→ **REQUIRED ACTION**: Below is a listing to write out in full, exactly as given, without its pictures.

→ **SUPPLIED DATA**:
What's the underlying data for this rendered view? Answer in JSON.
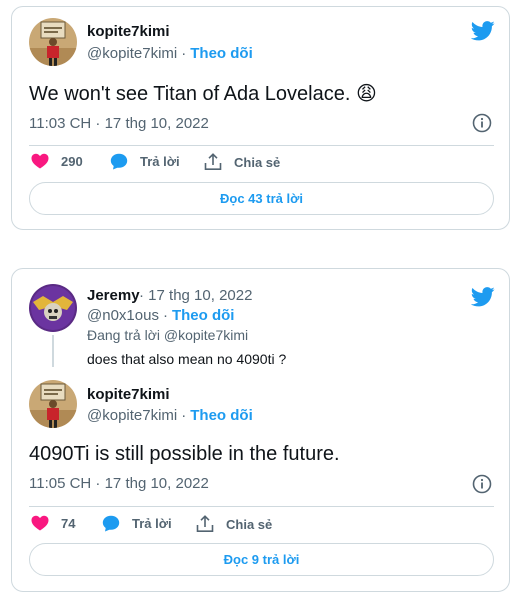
{
  "colors": {
    "accent": "#1d9bf0",
    "like": "#f91880",
    "muted": "#536471",
    "border": "#cfd9de"
  },
  "tweet1": {
    "author_name": "kopite7kimi",
    "author_handle": "@kopite7kimi",
    "follow_label": "Theo dõi",
    "text": "We won't see Titan of Ada Lovelace. 😩",
    "timestamp": "11:03 CH · 17 thg 10, 2022",
    "likes": "290",
    "reply_label": "Trả lời",
    "share_label": "Chia sẻ",
    "read_replies_label": "Đọc 43 trả lời",
    "icons": {
      "bird": "twitter-bird-icon",
      "info": "info-icon",
      "heart": "heart-icon",
      "reply": "reply-bubble-icon",
      "share": "share-icon"
    }
  },
  "tweet2": {
    "parent": {
      "author_name": "Jeremy",
      "date": "17 thg 10, 2022",
      "author_handle": "@n0x1ous",
      "follow_label": "Theo dõi",
      "replying_to": "Đang trả lời @kopite7kimi",
      "text": "does that also mean no 4090ti ?"
    },
    "reply": {
      "author_name": "kopite7kimi",
      "author_handle": "@kopite7kimi",
      "follow_label": "Theo dõi",
      "text": "4090Ti is still possible in the future.",
      "timestamp": "11:05 CH · 17 thg 10, 2022",
      "likes": "74",
      "reply_label": "Trả lời",
      "share_label": "Chia sẻ",
      "read_replies_label": "Đọc 9 trả lời"
    }
  }
}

→ **TASK ANSWER**:
What's the underlying data for this rendered view? Answer in JSON.
{
  "colors": {
    "accent": "#1d9bf0",
    "like": "#f91880",
    "muted": "#536471",
    "border": "#cfd9de"
  },
  "tweet1": {
    "author_name": "kopite7kimi",
    "author_handle": "@kopite7kimi",
    "follow_label": "Theo dõi",
    "text": "We won't see Titan of Ada Lovelace. 😩",
    "timestamp": "11:03 CH · 17 thg 10, 2022",
    "likes": "290",
    "reply_label": "Trả lời",
    "share_label": "Chia sẻ",
    "read_replies_label": "Đọc 43 trả lời",
    "icons": {
      "bird": "twitter-bird-icon",
      "info": "info-icon",
      "heart": "heart-icon",
      "reply": "reply-bubble-icon",
      "share": "share-icon"
    }
  },
  "tweet2": {
    "parent": {
      "author_name": "Jeremy",
      "date": "17 thg 10, 2022",
      "author_handle": "@n0x1ous",
      "follow_label": "Theo dõi",
      "replying_to": "Đang trả lời @kopite7kimi",
      "text": "does that also mean no 4090ti ?"
    },
    "reply": {
      "author_name": "kopite7kimi",
      "author_handle": "@kopite7kimi",
      "follow_label": "Theo dõi",
      "text": "4090Ti is still possible in the future.",
      "timestamp": "11:05 CH · 17 thg 10, 2022",
      "likes": "74",
      "reply_label": "Trả lời",
      "share_label": "Chia sẻ",
      "read_replies_label": "Đọc 9 trả lời"
    }
  }
}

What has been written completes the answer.